Exercise instructions:
Report each line of the entries below that includes "JSON".

_____

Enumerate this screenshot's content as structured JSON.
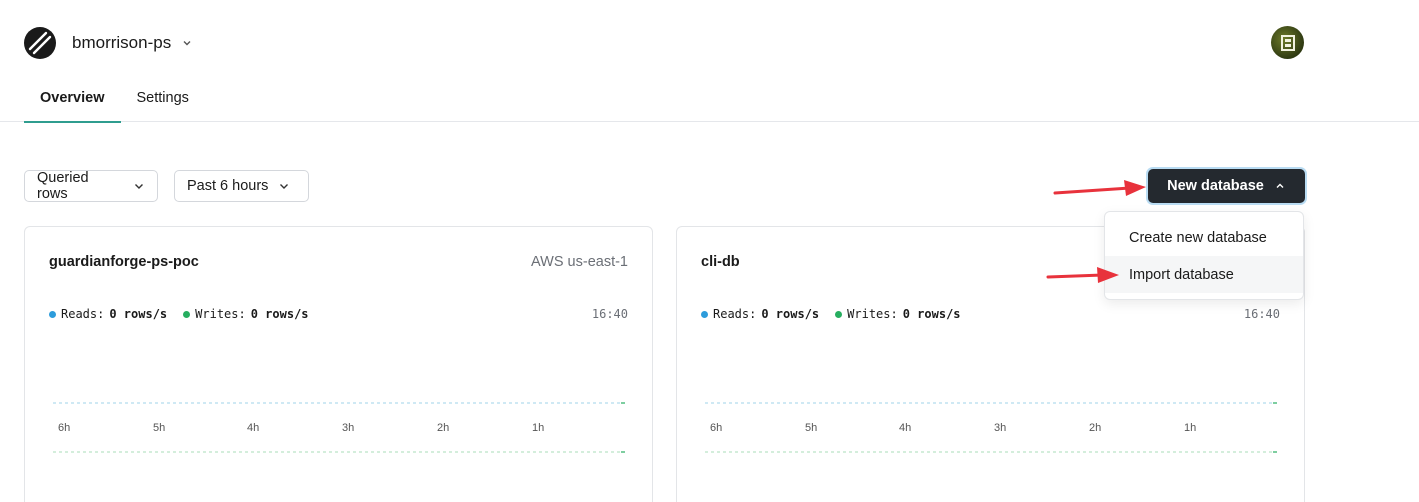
{
  "header": {
    "org_name": "bmorrison-ps",
    "logo_icon": "planetscale-logo-icon",
    "avatar_icon": "user-avatar-icon"
  },
  "tabs": [
    {
      "label": "Overview",
      "active": true
    },
    {
      "label": "Settings",
      "active": false
    }
  ],
  "filters": {
    "metric": "Queried rows",
    "range": "Past 6 hours"
  },
  "new_database": {
    "label": "New database",
    "menu": [
      {
        "label": "Create new database"
      },
      {
        "label": "Import database"
      }
    ]
  },
  "databases": [
    {
      "name": "guardianforge-ps-poc",
      "region": "AWS us-east-1",
      "reads_label": "Reads:",
      "reads_value": "0 rows/s",
      "writes_label": "Writes:",
      "writes_value": "0 rows/s",
      "time": "16:40",
      "ticks": [
        "6h",
        "5h",
        "4h",
        "3h",
        "2h",
        "1h"
      ]
    },
    {
      "name": "cli-db",
      "region": "",
      "reads_label": "Reads:",
      "reads_value": "0 rows/s",
      "writes_label": "Writes:",
      "writes_value": "0 rows/s",
      "time": "16:40",
      "ticks": [
        "6h",
        "5h",
        "4h",
        "3h",
        "2h",
        "1h"
      ]
    }
  ],
  "colors": {
    "reads": "#2d9cdb",
    "writes": "#27ae60",
    "arrow": "#e8323c",
    "button": "#24292f",
    "tab_underline": "#2f9d8f"
  }
}
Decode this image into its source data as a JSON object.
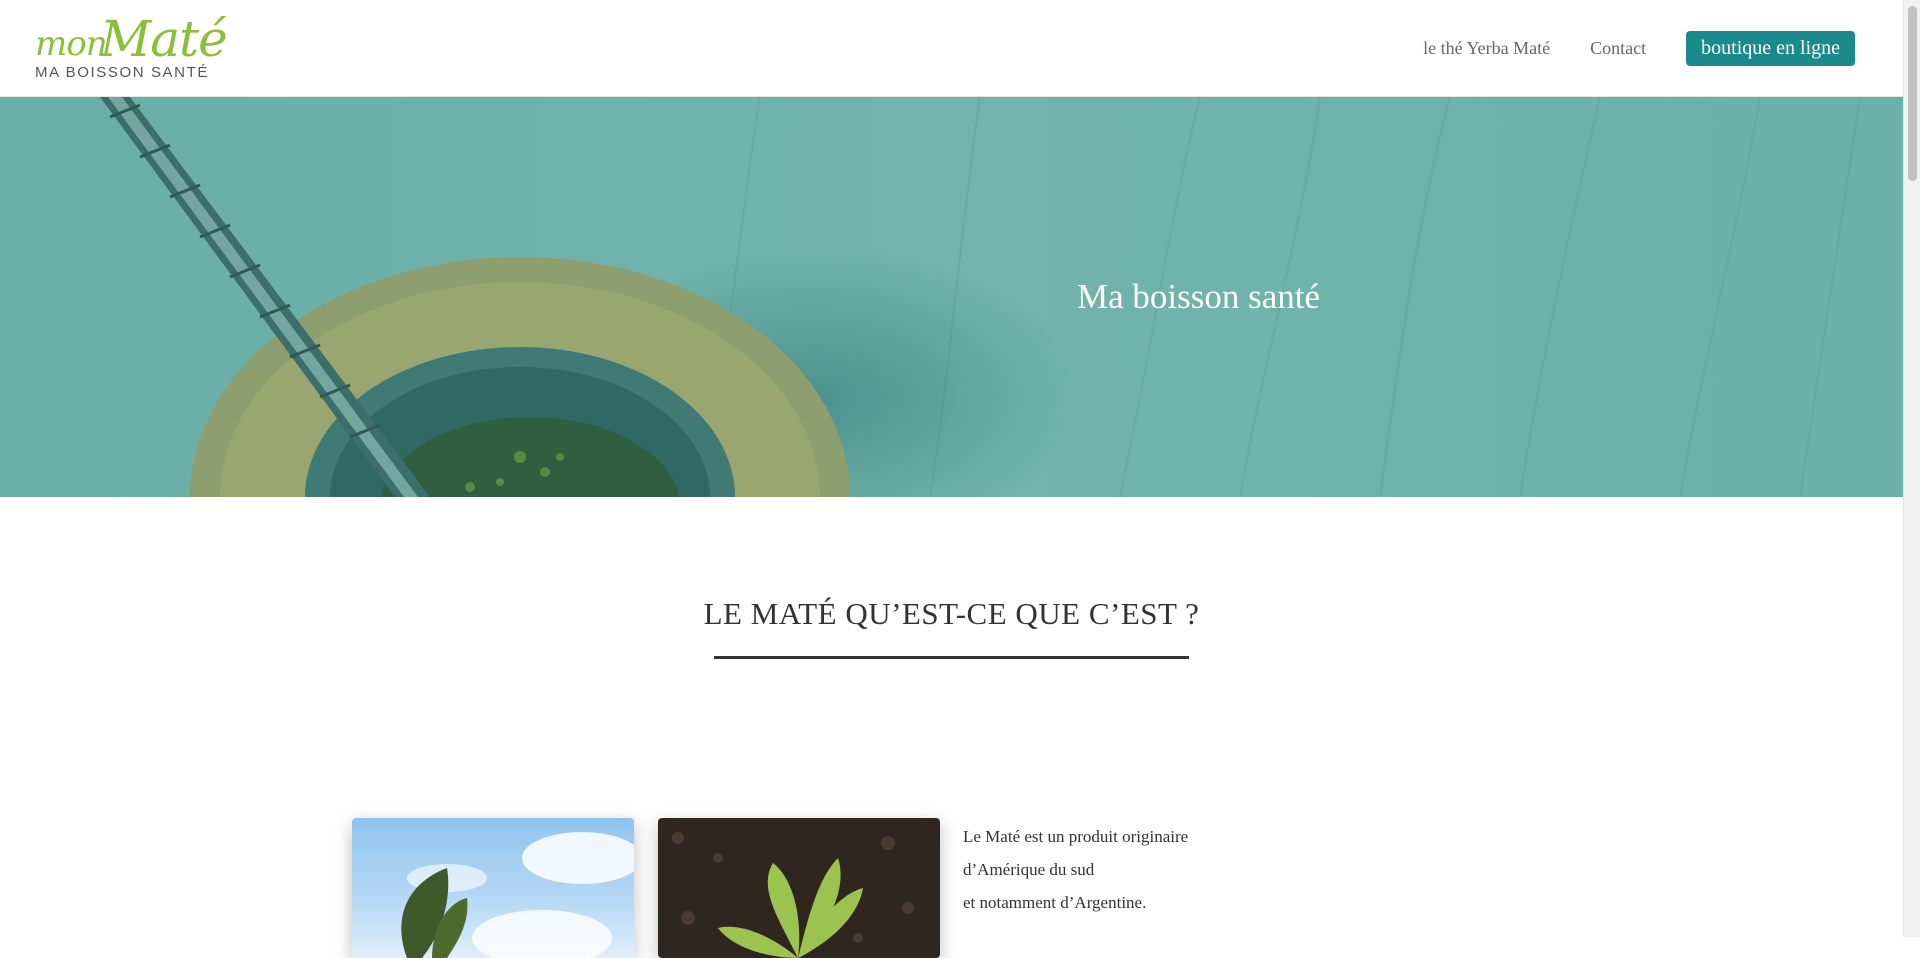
{
  "logo": {
    "word1": "mon",
    "word2": "Maté",
    "tagline": "MA BOISSON SANTÉ"
  },
  "nav": {
    "items": [
      {
        "label": "le thé Yerba Maté"
      },
      {
        "label": "Contact"
      }
    ],
    "shop_button": "boutique en ligne"
  },
  "hero": {
    "title": "Ma boisson santé"
  },
  "section": {
    "title": "LE MATÉ QU’EST-CE QUE C’EST ?",
    "intro_lines": [
      "Le Maté est un produit originaire",
      "d’Amérique du sud",
      "et notamment d’Argentine."
    ]
  },
  "colors": {
    "brand_green": "#8bbf3a",
    "accent_teal": "#1a8a8c",
    "hero_overlay": "#6fb0aa"
  }
}
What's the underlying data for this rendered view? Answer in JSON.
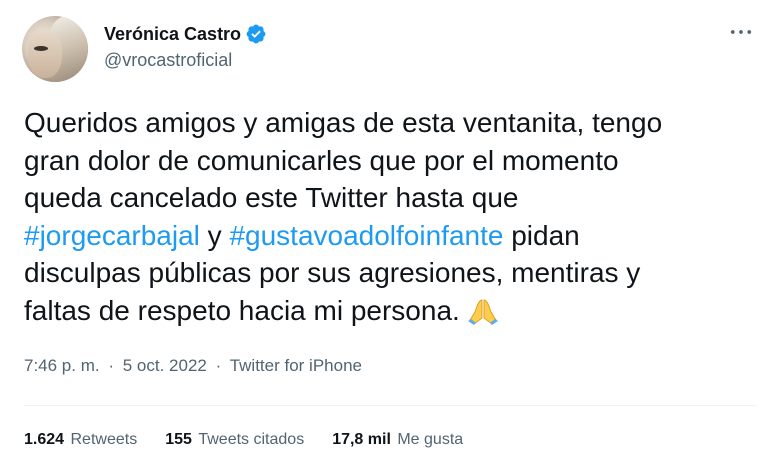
{
  "author": {
    "display_name": "Verónica Castro",
    "handle": "@vrocastroficial",
    "verified": true,
    "verified_color": "#1d9bf0"
  },
  "tweet": {
    "line1": "Queridos amigos y amigas de esta ventanita, tengo",
    "line2": "gran dolor de comunicarles que por el momento",
    "line3": "queda cancelado este Twitter hasta que",
    "hashtag1": "#jorgecarbajal",
    "connector": " y ",
    "hashtag2": "#gustavoadolfoinfante",
    "line4_tail": " pidan",
    "line5": "disculpas públicas por sus agresiones, mentiras y",
    "line6": "faltas de respeto hacia mi persona.",
    "emoji": "folded-hands-emoji"
  },
  "meta": {
    "time": "7:46 p. m.",
    "separator1": "·",
    "date": "5 oct. 2022",
    "separator2": "·",
    "source": "Twitter for iPhone"
  },
  "stats": {
    "retweets_count": "1.624",
    "retweets_label": "Retweets",
    "quotes_count": "155",
    "quotes_label": "Tweets citados",
    "likes_count": "17,8 mil",
    "likes_label": "Me gusta"
  },
  "colors": {
    "text": "#0f1419",
    "secondary": "#536471",
    "link": "#1d9bf0",
    "divider": "#eff3f4"
  },
  "icons": {
    "more": "more-horizontal-icon",
    "verified": "verified-badge-icon"
  }
}
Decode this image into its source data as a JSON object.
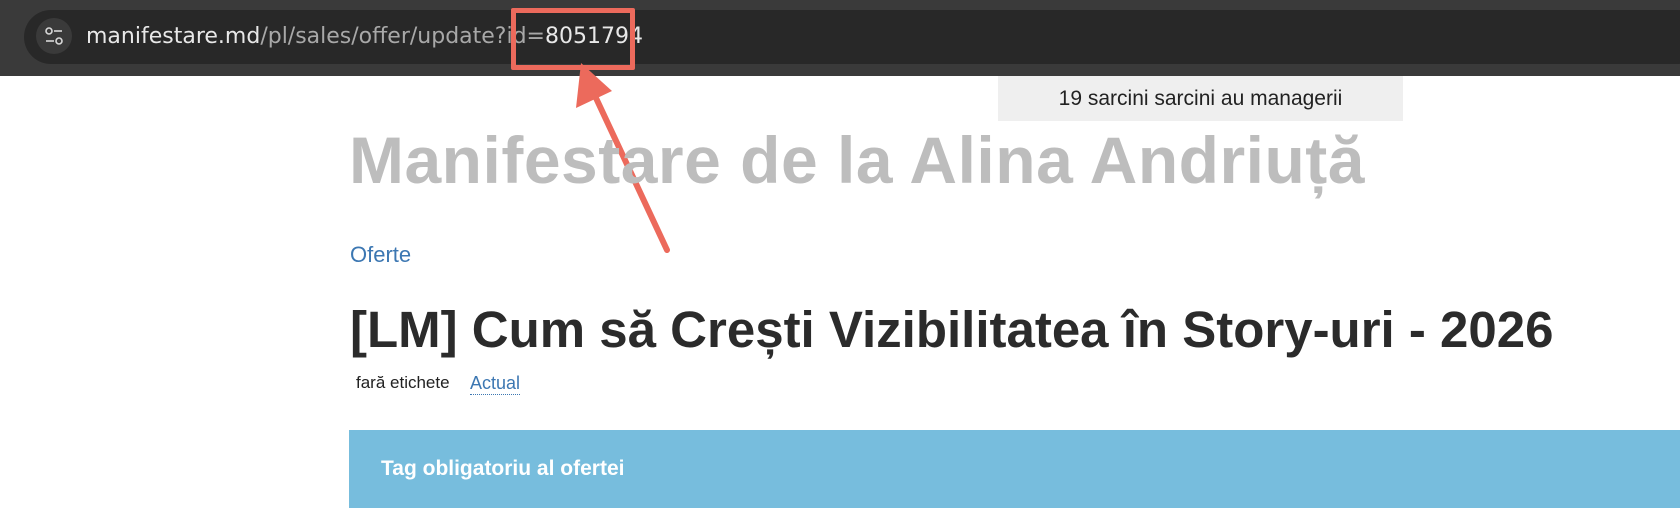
{
  "browser": {
    "url_host": "manifestare.md",
    "url_path": "/pl/sales/offer/update?id=",
    "url_id": "8051794",
    "site_icon": "page-info-tune-icon"
  },
  "annotation": {
    "color": "#ec6a5c"
  },
  "page": {
    "tasks_banner": "19 sarcini sarcini au managerii",
    "site_title": "Manifestare de la Alina Andriuță",
    "breadcrumb": "Oferte",
    "offer_title": "[LM] Cum să Crești Vizibilitatea în Story-uri - 2026",
    "tags_label": "fară etichete",
    "status_link": "Actual",
    "panel_title": "Tag obligatoriu al ofertei"
  },
  "colors": {
    "link": "#3c77b2",
    "panel": "#77bddd",
    "title_gray": "#bdbdbd"
  }
}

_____

Task solution:
Enumerate this screenshot's content as structured JSON.
Decode this image into its source data as a JSON object.
What's the underlying data for this rendered view? Answer in JSON.
Decode this image into its source data as a JSON object.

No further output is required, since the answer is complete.